Steel Bank Common Lisp
Web Page: http://www.sbcl.org/gsoc2013/ideas/
Mailing List: https://lists.sourceforge.net/lists/listinfo/sbcl-devel
Steel Bank Common Lisp (SBCL) is a high performance Common Lisp compiler. It is open source / free software, with a permissive license. In addition to the compiler and runtime system for ANSI Common Lisp, it provides an interactive environment including a debugger, a statistical profiler, a code coverage tool, and many other extensions.

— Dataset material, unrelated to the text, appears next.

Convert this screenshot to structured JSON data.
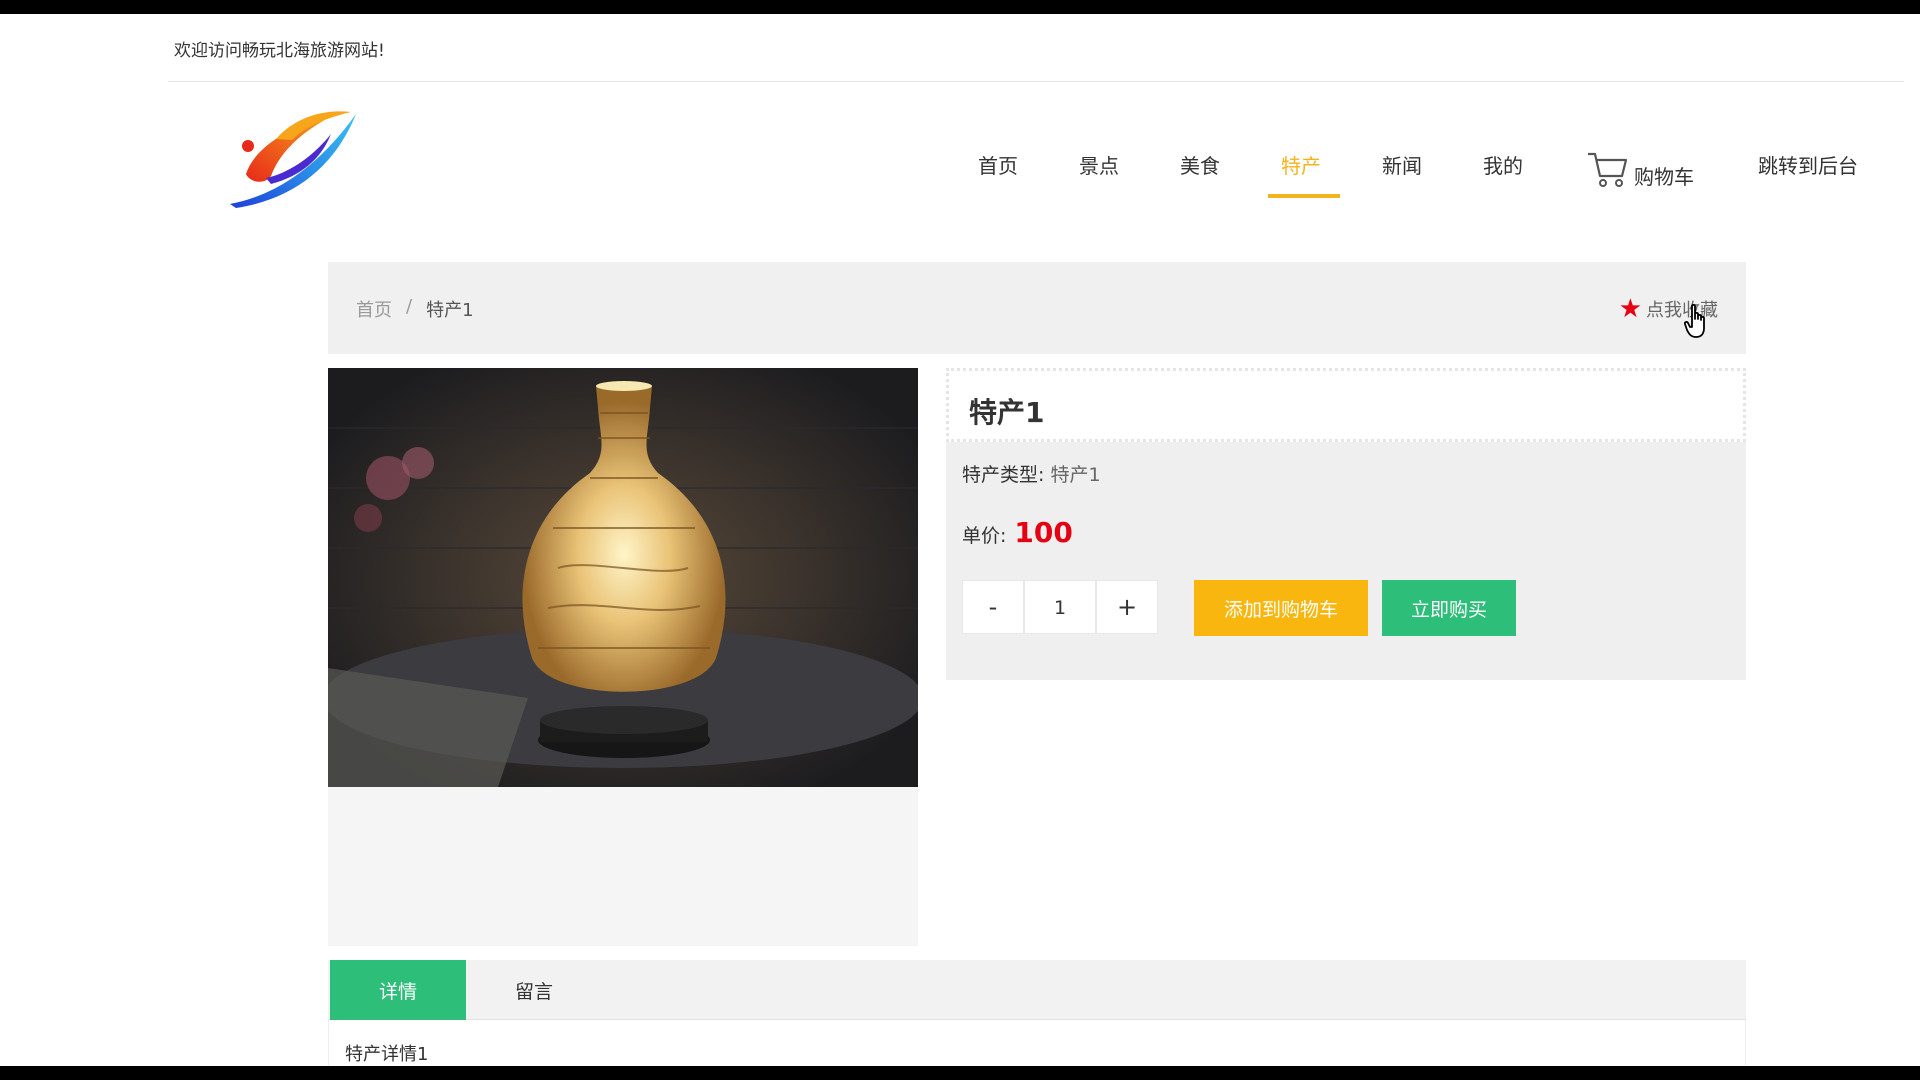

- Efficient Interpretation for SBCL The project is to write a minimal compiler of ANSI Common Lisp code to an intermediate representation that can be interpreted efficiently within an existing Common Lisp system, along with the corresponding interpreter. The compiler/interpreter combination will be designed as an alternative to the high-overhead native code compilation process that SBCL already provides, intended to be used in situations where compilation overhead weighs more heavily than raw performance of compiled code.

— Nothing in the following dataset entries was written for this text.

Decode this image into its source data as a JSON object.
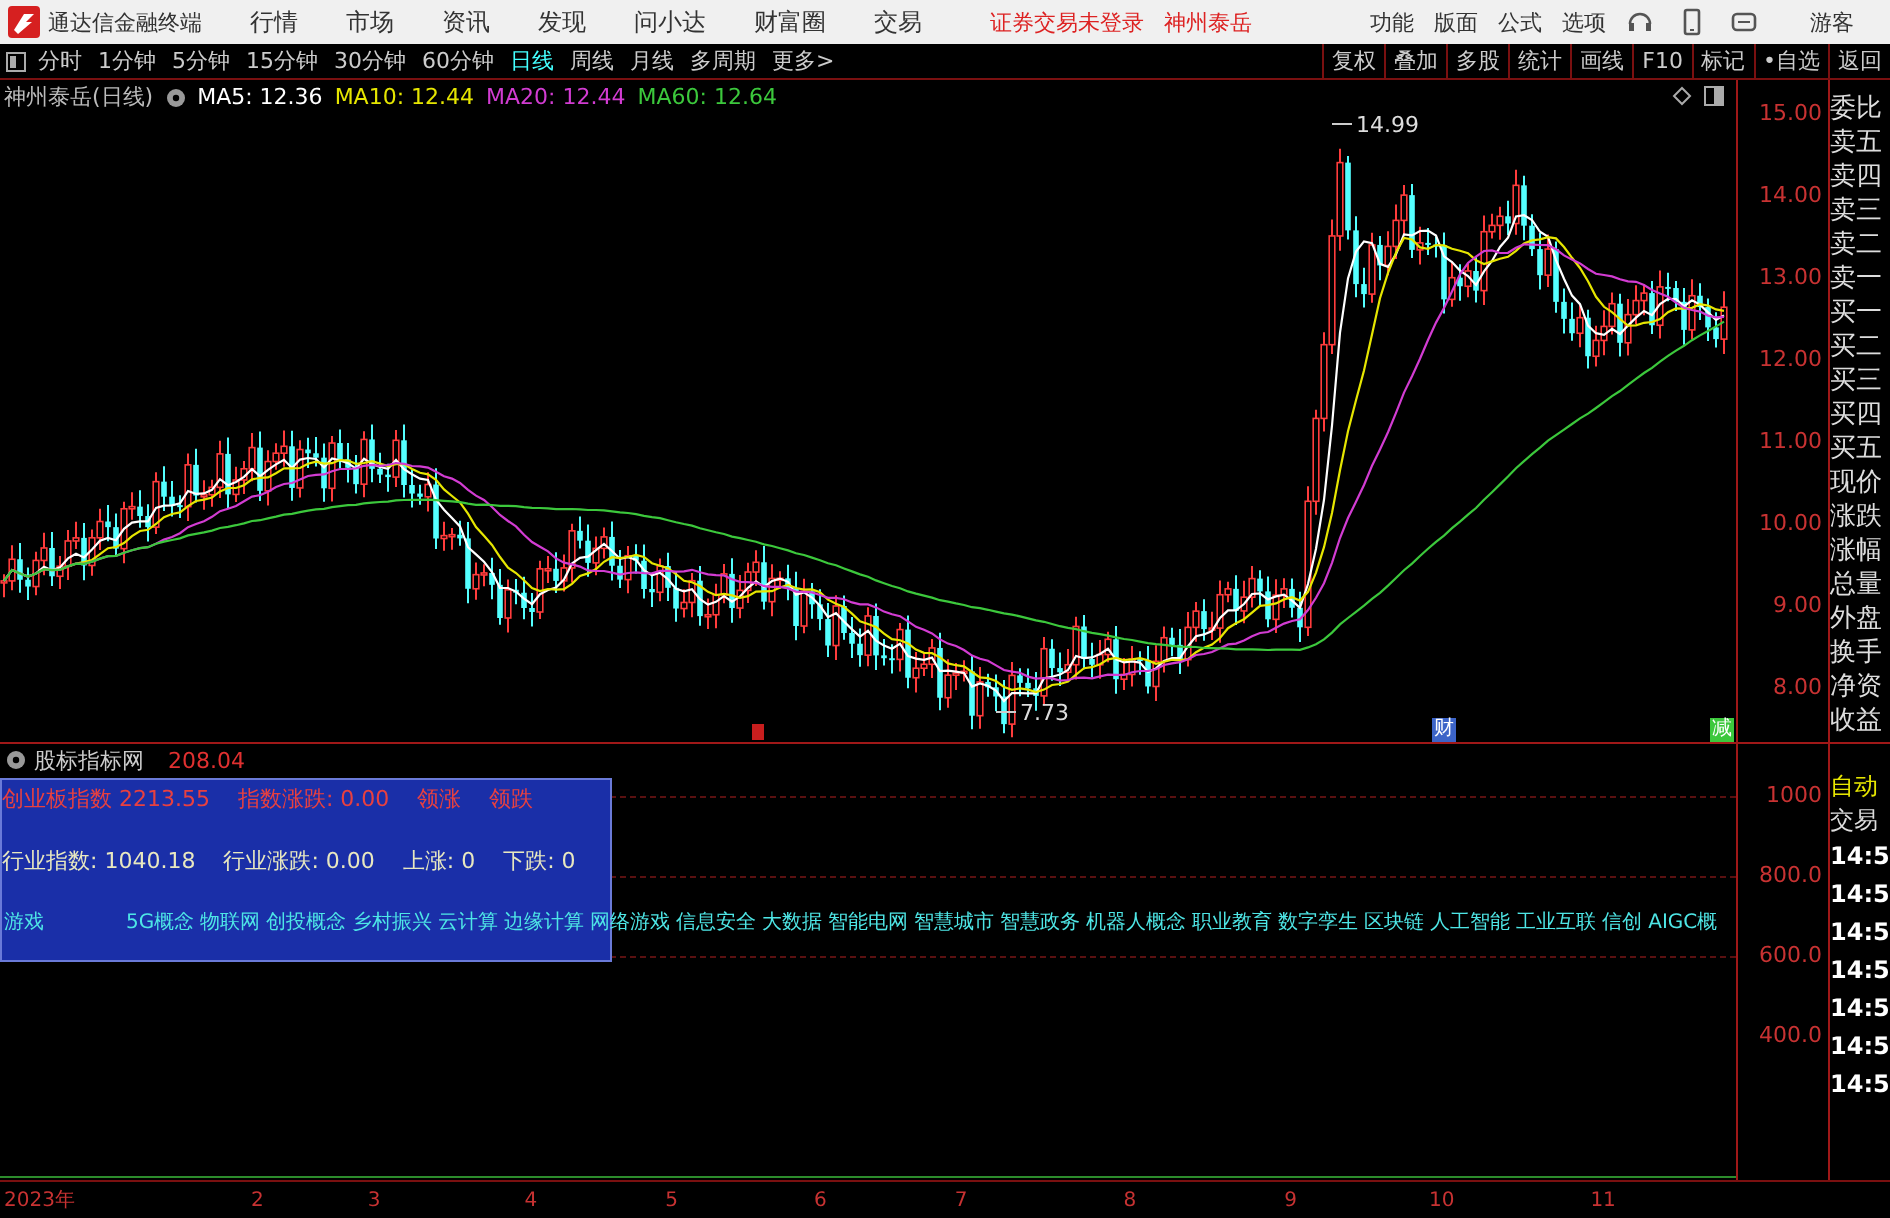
{
  "title_bar": {
    "app_name": "通达信金融终端",
    "menu": [
      "行情",
      "市场",
      "资讯",
      "发现",
      "问小达",
      "财富圈",
      "交易"
    ],
    "login_status": "证券交易未登录",
    "stock_name": "神州泰岳",
    "right_menu": [
      "功能",
      "版面",
      "公式",
      "选项"
    ],
    "user": "游客"
  },
  "period_tabs": [
    {
      "label": "分时",
      "selected": false
    },
    {
      "label": "1分钟",
      "selected": false
    },
    {
      "label": "5分钟",
      "selected": false
    },
    {
      "label": "15分钟",
      "selected": false
    },
    {
      "label": "30分钟",
      "selected": false
    },
    {
      "label": "60分钟",
      "selected": false
    },
    {
      "label": "日线",
      "selected": true
    },
    {
      "label": "周线",
      "selected": false
    },
    {
      "label": "月线",
      "selected": false
    },
    {
      "label": "多周期",
      "selected": false
    },
    {
      "label": "更多>",
      "selected": false
    }
  ],
  "toolbar_buttons": [
    "复权",
    "叠加",
    "多股",
    "统计",
    "画线",
    "F10",
    "标记",
    "•自选",
    "返回"
  ],
  "main_chart": {
    "title": "神州泰岳(日线)",
    "indicators": [
      {
        "label": "MA5: 12.36",
        "color": "#ffffff"
      },
      {
        "label": "MA10: 12.44",
        "color": "#e6e600"
      },
      {
        "label": "MA20: 12.44",
        "color": "#d23cd2"
      },
      {
        "label": "MA60: 12.64",
        "color": "#3cc83c"
      }
    ],
    "high_label": "14.99",
    "low_label": "7.73",
    "price_axis": [
      "15.00",
      "14.00",
      "13.00",
      "12.00",
      "11.00",
      "10.00",
      "9.00",
      "8.00"
    ],
    "event_marks": [
      {
        "label": "财",
        "color": "#3c64c8"
      },
      {
        "label": "减",
        "color": "#3cc83c"
      }
    ]
  },
  "quote_labels": [
    "委比",
    "卖五",
    "卖四",
    "卖三",
    "卖二",
    "卖一",
    "买一",
    "买二",
    "买三",
    "买四",
    "买五",
    "现价",
    "涨跌",
    "涨幅",
    "总量",
    "外盘",
    "换手",
    "净资",
    "收益"
  ],
  "indicator_panel": {
    "title": "股标指标网",
    "value": "208.04",
    "board_row": [
      "创业板指数 2213.55",
      "指数涨跌: 0.00",
      "领涨",
      "领跌"
    ],
    "industry_row": [
      "行业指数: 1040.18",
      "行业涨跌: 0.00",
      "上涨: 0",
      "下跌: 0"
    ],
    "industry": "游戏",
    "concepts": [
      "5G概念",
      "物联网",
      "创投概念",
      "乡村振兴",
      "云计算",
      "边缘计算",
      "网络游戏",
      "信息安全",
      "大数据",
      "智能电网",
      "智慧城市",
      "智慧政务",
      "机器人概念",
      "职业教育",
      "数字孪生",
      "区块链",
      "人工智能",
      "工业互联",
      "信创",
      "AIGC概"
    ],
    "axis": [
      "1000",
      "800.0",
      "600.0",
      "400.0"
    ]
  },
  "trade_panel": {
    "mode": [
      "自动",
      "交易"
    ],
    "times": [
      "14:5",
      "14:5",
      "14:5",
      "14:5",
      "14:5",
      "14:5",
      "14:5"
    ]
  },
  "date_axis": [
    "2023年",
    "2",
    "3",
    "4",
    "5",
    "6",
    "7",
    "8",
    "9",
    "10",
    "11"
  ]
}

- Modernising register allocation in SBCL This project aims to improve the compiler back end by enhancing the register allocation procedure. To realize this goal, we propose to implement (i) a new heuristic optimization based on coloring the global interference graph, (ii) live ranges and live range splitting, (iii) spill code insertion. The task of the register allocator is to assign an unconstrained number of temporary names (TNs) in the intermediate representation (IR) to a finite number of registers. A naive approach yields too many memory operations resulting in a reduced execution speed. The currently implemented SBCL register allocator performs only graph coloring, essentially treating spills by coloring with stack slots. In order to improve the allocator, we propose to integrate a new heuristic graph coloring method inspired by the concepts introduced by Briggs et al. (1994) in the SBCL compiler. According to Briggs' results of the optimistic coloring, the proposed enhancements can be expected to increase performance of produced code by up to 15\%.